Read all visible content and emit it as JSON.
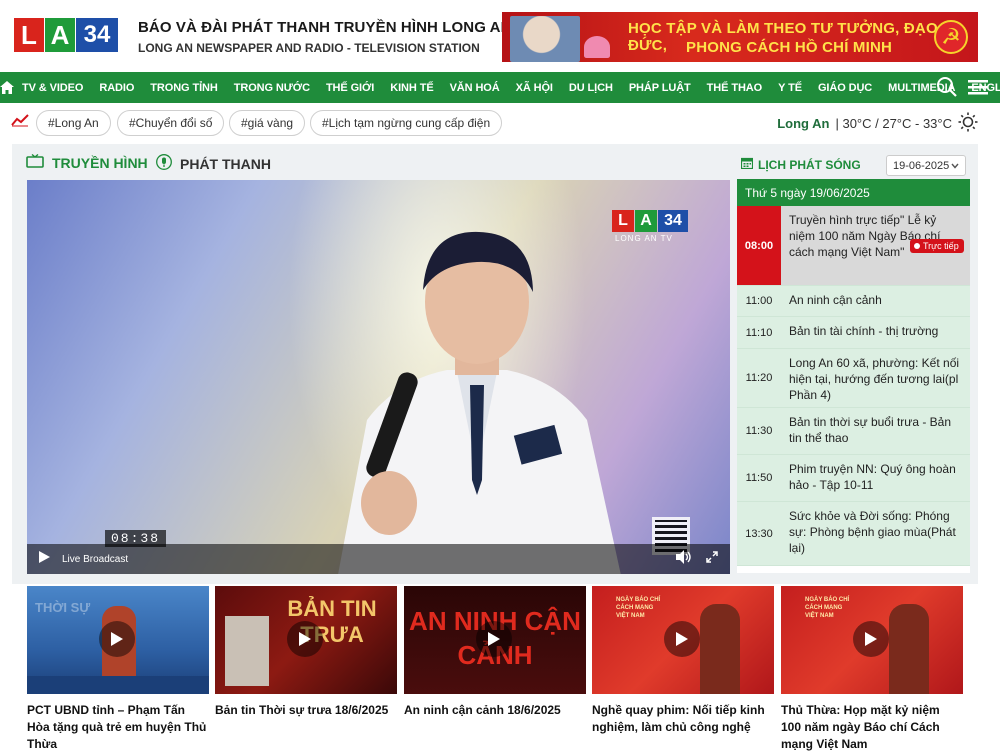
{
  "header": {
    "logo_letters": [
      "L",
      "A",
      "34"
    ],
    "title": "BÁO VÀ ĐÀI PHÁT THANH TRUYỀN HÌNH LONG AN",
    "subtitle": "LONG AN NEWSPAPER AND RADIO - TELEVISION STATION",
    "banner_line1": "HỌC TẬP VÀ LÀM THEO TƯ TƯỞNG, ĐẠO ĐỨC,",
    "banner_line2": "PHONG CÁCH HỒ CHÍ MINH"
  },
  "nav": {
    "items": [
      "TV & VIDEO",
      "RADIO",
      "TRONG TỈNH",
      "TRONG NƯỚC",
      "THẾ GIỚI",
      "KINH TẾ",
      "VĂN HOÁ",
      "XÃ HỘI",
      "DU LỊCH",
      "PHÁP LUẬT",
      "THỂ THAO",
      "Y TẾ",
      "GIÁO DỤC",
      "MULTIMEDIA",
      "ENGLISH"
    ]
  },
  "tags": [
    "#Long An",
    "#Chuyển đổi số",
    "#giá vàng",
    "#Lịch tạm ngừng cung cấp điện"
  ],
  "weather": {
    "city": "Long An",
    "temps": "| 30°C / 27°C - 33°C"
  },
  "media": {
    "tab_tv": "TRUYỀN HÌNH",
    "tab_radio": "PHÁT THANH",
    "schedule_title": "LỊCH PHÁT SÓNG",
    "date_value": "19-06-2025"
  },
  "player": {
    "channel_sub": "LONG AN TV",
    "timestamp": "08:38",
    "live_label": "Live Broadcast"
  },
  "schedule": {
    "day_header": "Thứ 5 ngày 19/06/2025",
    "live_badge": "Trực tiếp",
    "rows": [
      {
        "time": "08:00",
        "program": "Truyền hình trực tiếp\" Lễ kỷ niệm 100 năm Ngày Báo chí cách mạng Việt Nam\""
      },
      {
        "time": "11:00",
        "program": "An ninh cận cảnh"
      },
      {
        "time": "11:10",
        "program": "Bản tin tài chính - thị trường"
      },
      {
        "time": "11:20",
        "program": "Long An 60 xã, phường: Kết nối hiện tại, hướng đến tương lai(pl Phần 4)"
      },
      {
        "time": "11:30",
        "program": "Bản tin thời sự buổi trưa - Bản tin thể thao"
      },
      {
        "time": "11:50",
        "program": "Phim truyện NN: Quý ông hoàn hảo - Tập 10-11"
      },
      {
        "time": "13:30",
        "program": "Sức khỏe và Đời sống: Phóng sự: Phòng bệnh giao mùa(Phát lại)"
      }
    ]
  },
  "news": [
    {
      "title": "PCT UBND tỉnh – Phạm Tấn Hòa tặng quà trẻ em huyện Thủ Thừa",
      "thumb_text": "THỜI SỰ"
    },
    {
      "title": "Bản tin Thời sự trưa 18/6/2025",
      "thumb_text": "BẢN TIN TRƯA"
    },
    {
      "title": "An ninh cận cảnh 18/6/2025",
      "thumb_text": "AN NINH CẬN CẢNH"
    },
    {
      "title": "Nghề quay phim: Nối tiếp kinh nghiệm, làm chủ công nghệ",
      "thumb_text": "NGÀY BÁO CHÍ CÁCH MẠNG VIỆT NAM"
    },
    {
      "title": "Thủ Thừa: Họp mặt kỷ niệm 100 năm ngày Báo chí Cách mạng Việt Nam",
      "thumb_text": "NGÀY BÁO CHÍ CÁCH MẠNG VIỆT NAM"
    }
  ],
  "colors": {
    "brand_green": "#1f8c3b",
    "live_red": "#d4121a",
    "logo_red": "#d9241c",
    "logo_blue": "#1e4fa8"
  }
}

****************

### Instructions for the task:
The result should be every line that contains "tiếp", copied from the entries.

### Your response:
    "live_badge": "Trực tiếp",
        "program": "Truyền hình trực tiếp\" Lễ kỷ niệm 100 năm Ngày Báo chí cách mạng Việt Nam\""
      "title": "Nghề quay phim: Nối tiếp kinh nghiệm, làm chủ công nghệ",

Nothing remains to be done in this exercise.